■ Work order ■
A copy of the listing below is needed, exact in every line and without images.

■ Dataset content ■
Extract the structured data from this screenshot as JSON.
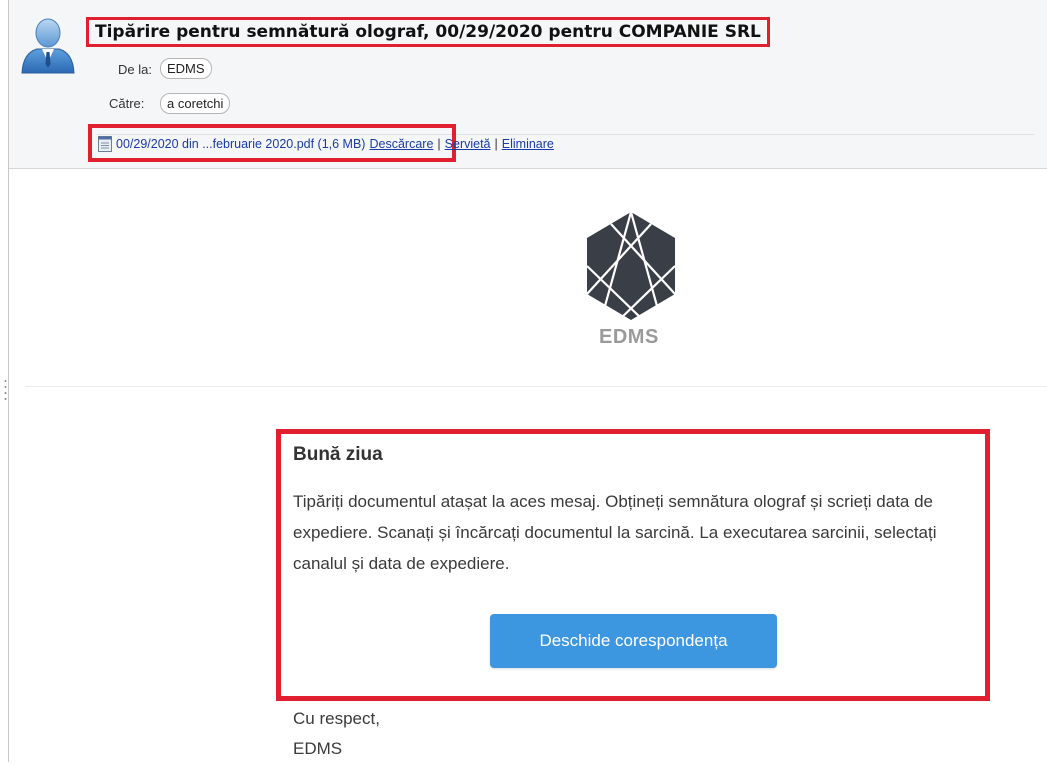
{
  "message": {
    "subject": "Tipărire pentru semnătură olograf, 00/29/2020 pentru COMPANIE SRL",
    "from_label": "De la:",
    "from_value": "EDMS",
    "to_label": "Către:",
    "to_value": "a coretchi"
  },
  "attachment": {
    "file_name": "00/29/2020 din ...februarie 2020.pdf (1,6 MB)",
    "actions": [
      "Descărcare",
      "Servietă",
      "Eliminare"
    ],
    "separator": "|"
  },
  "email_body": {
    "brand": "EDMS",
    "greeting": "Bună ziua",
    "paragraph": "Tipăriți documentul atașat la aces mesaj. Obțineți semnătura olograf și scrieți data de expediere. Scanați și încărcați documentul la sarcină. La executarea sarcinii, selectați canalul și data de expediere.",
    "button_label": "Deschide corespondența",
    "closing": "Cu respect,",
    "signature": "EDMS"
  },
  "colors": {
    "highlight": "#e0202e",
    "button": "#3d96e0",
    "link": "#1a3ca8",
    "logo": "#3a3f47"
  },
  "icons": {
    "avatar": "user-avatar-icon",
    "attachment": "pdf-file-icon",
    "logo": "edms-hexagon-logo"
  }
}
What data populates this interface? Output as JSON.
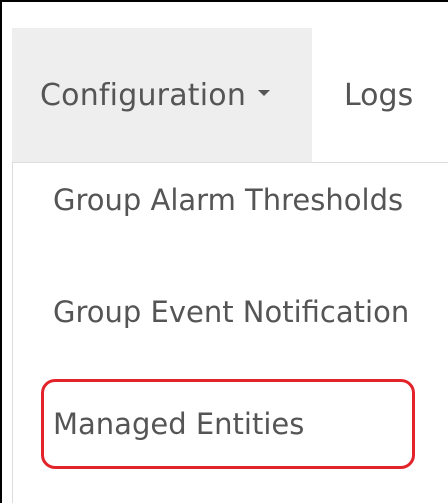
{
  "navbar": {
    "configuration_label": "Configuration",
    "logs_label": "Logs"
  },
  "dropdown": {
    "items": [
      {
        "label": "Group Alarm Thresholds"
      },
      {
        "label": "Group Event Notification"
      },
      {
        "label": "Managed Entities"
      }
    ]
  },
  "colors": {
    "nav_active_bg": "#eeeeee",
    "text": "#555555",
    "highlight_border": "#e3232a"
  }
}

■ Output ■
Extract the structured data from this screenshot as JSON.
{
  "message": {
    "subject": "Tipărire pentru semnătură olograf, 00/29/2020 pentru COMPANIE SRL",
    "from_label": "De la:",
    "from_value": "EDMS",
    "to_label": "Către:",
    "to_value": "a coretchi"
  },
  "attachment": {
    "file_name": "00/29/2020 din ...februarie 2020.pdf (1,6 MB)",
    "actions": [
      "Descărcare",
      "Servietă",
      "Eliminare"
    ],
    "separator": "|"
  },
  "email_body": {
    "brand": "EDMS",
    "greeting": "Bună ziua",
    "paragraph": "Tipăriți documentul atașat la aces mesaj. Obțineți semnătura olograf și scrieți data de expediere. Scanați și încărcați documentul la sarcină. La executarea sarcinii, selectați canalul și data de expediere.",
    "button_label": "Deschide corespondența",
    "closing": "Cu respect,",
    "signature": "EDMS"
  },
  "colors": {
    "highlight": "#e0202e",
    "button": "#3d96e0",
    "link": "#1a3ca8",
    "logo": "#3a3f47"
  },
  "icons": {
    "avatar": "user-avatar-icon",
    "attachment": "pdf-file-icon",
    "logo": "edms-hexagon-logo"
  }
}
What data populates this interface? Output as JSON.
{
  "navbar": {
    "configuration_label": "Configuration",
    "logs_label": "Logs"
  },
  "dropdown": {
    "items": [
      {
        "label": "Group Alarm Thresholds"
      },
      {
        "label": "Group Event Notification"
      },
      {
        "label": "Managed Entities"
      }
    ]
  },
  "colors": {
    "nav_active_bg": "#eeeeee",
    "text": "#555555",
    "highlight_border": "#e3232a"
  }
}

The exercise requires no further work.